Thursday, November 18, 2010

EMI, MP3Tunes in copyright fight over "digital lockers"; an issue for owners of music collections?; more on Righthaven and DMCA

Back in early 2008, music giant EMI (known to classical music lovers for Angel records, which used to be a label of "quiet sophistication" according to a 60's era friend) sued an innovative company MP3Tunes, which allows Internet users to store their music files “in the Cloud” in “digital lockers”, reminding one of high school hallways, perhaps. EMI claimed copyright infringement, since EMI claims it has the right to control how its music is distributed. MP3Tunes argues that acting as an “extra space” or secure storage facility doesn’t imply a different form of overship.

There was an explanation of this case placed in Exchange Magazine in March 2008 by Ryan Radia, link here.

Erick Schonfeld documented that defendant Michael Robertson had won an early round, in TechCrunch, here.  Robertson wrote about the case in his own blog here.

Remote music storage could be important for other reasons: preservation. We’re finding out that CD’s and DVD’s are not immune to damage or deterioration over many years, and music collectors may want to store their collections in password protected lockers in the Cloud.

Electronic Frontier Foundation recently posted an amicus brief in the case, pdf here  where it argues that EMI is undermining the Safer Harbor provision of the DMCA, already controversial recently because Righthaven has found a way to circumvent it for some defendants.

This may be a good place to note progress in Righthaven, where there was a lull in early November but a spate of cases yesterday, bringing the total to 175. See the “Righthaven victims” link given here September 8, 2010, where the site notes that a defendant Robert Zumbrunnen has countersued, who says he will not give in to shakedowns despite his modest means.
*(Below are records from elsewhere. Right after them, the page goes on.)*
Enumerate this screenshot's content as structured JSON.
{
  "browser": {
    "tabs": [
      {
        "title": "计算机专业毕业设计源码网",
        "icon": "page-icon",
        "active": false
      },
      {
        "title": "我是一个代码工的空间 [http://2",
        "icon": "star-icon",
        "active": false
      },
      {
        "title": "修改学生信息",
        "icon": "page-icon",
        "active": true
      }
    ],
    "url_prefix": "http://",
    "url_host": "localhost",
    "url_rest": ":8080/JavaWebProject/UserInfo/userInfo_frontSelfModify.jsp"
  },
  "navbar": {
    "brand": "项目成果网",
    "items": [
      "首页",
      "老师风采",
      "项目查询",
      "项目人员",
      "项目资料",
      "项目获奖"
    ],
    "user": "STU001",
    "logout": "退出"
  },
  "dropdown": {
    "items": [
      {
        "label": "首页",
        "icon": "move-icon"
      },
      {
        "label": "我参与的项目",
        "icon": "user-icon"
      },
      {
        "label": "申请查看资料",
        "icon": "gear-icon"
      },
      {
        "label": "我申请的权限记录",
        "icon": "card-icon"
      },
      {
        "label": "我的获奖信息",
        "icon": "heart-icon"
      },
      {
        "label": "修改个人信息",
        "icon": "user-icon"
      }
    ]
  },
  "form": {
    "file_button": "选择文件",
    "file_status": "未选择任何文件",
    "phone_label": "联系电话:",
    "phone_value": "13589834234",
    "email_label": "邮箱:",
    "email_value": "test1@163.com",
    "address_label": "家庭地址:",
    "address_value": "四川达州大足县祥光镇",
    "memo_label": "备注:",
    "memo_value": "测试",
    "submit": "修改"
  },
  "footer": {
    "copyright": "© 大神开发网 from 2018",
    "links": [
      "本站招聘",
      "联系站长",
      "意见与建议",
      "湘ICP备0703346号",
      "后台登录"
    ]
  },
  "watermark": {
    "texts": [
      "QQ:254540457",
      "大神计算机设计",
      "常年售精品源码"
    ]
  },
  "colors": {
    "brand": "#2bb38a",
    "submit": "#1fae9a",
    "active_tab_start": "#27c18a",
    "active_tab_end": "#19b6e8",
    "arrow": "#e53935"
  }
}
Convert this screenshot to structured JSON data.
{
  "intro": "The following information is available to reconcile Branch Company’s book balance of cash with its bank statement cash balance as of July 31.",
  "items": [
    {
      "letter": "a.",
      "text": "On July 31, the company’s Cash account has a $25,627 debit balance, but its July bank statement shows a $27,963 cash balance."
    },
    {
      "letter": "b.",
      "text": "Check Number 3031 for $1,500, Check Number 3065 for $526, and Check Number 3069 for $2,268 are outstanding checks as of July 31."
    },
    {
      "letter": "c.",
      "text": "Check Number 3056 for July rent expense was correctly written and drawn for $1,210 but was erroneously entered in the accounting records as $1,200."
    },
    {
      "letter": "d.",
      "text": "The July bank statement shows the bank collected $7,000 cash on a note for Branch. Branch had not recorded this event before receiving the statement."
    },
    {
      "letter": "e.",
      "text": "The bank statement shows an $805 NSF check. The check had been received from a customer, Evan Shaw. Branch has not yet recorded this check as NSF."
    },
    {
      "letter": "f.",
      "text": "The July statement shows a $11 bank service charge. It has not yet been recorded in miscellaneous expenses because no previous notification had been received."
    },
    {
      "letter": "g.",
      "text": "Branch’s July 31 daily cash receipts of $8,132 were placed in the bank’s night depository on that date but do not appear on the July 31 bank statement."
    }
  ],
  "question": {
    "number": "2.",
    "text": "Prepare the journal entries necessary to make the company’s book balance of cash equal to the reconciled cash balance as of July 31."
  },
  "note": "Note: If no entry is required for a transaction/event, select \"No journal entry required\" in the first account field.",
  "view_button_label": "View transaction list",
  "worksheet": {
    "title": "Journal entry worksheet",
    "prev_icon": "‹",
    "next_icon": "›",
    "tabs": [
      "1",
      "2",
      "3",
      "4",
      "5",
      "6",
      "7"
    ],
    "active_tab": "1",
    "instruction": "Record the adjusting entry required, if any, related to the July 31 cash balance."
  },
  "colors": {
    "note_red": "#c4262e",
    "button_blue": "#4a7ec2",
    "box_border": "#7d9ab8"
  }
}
Righthaven is trying to back out of its suit against the Democratic Underground because of a countersuit by EFF; the Las Vegas Sun has a copy of Righthaven’s motion (PDF) here.

No comments: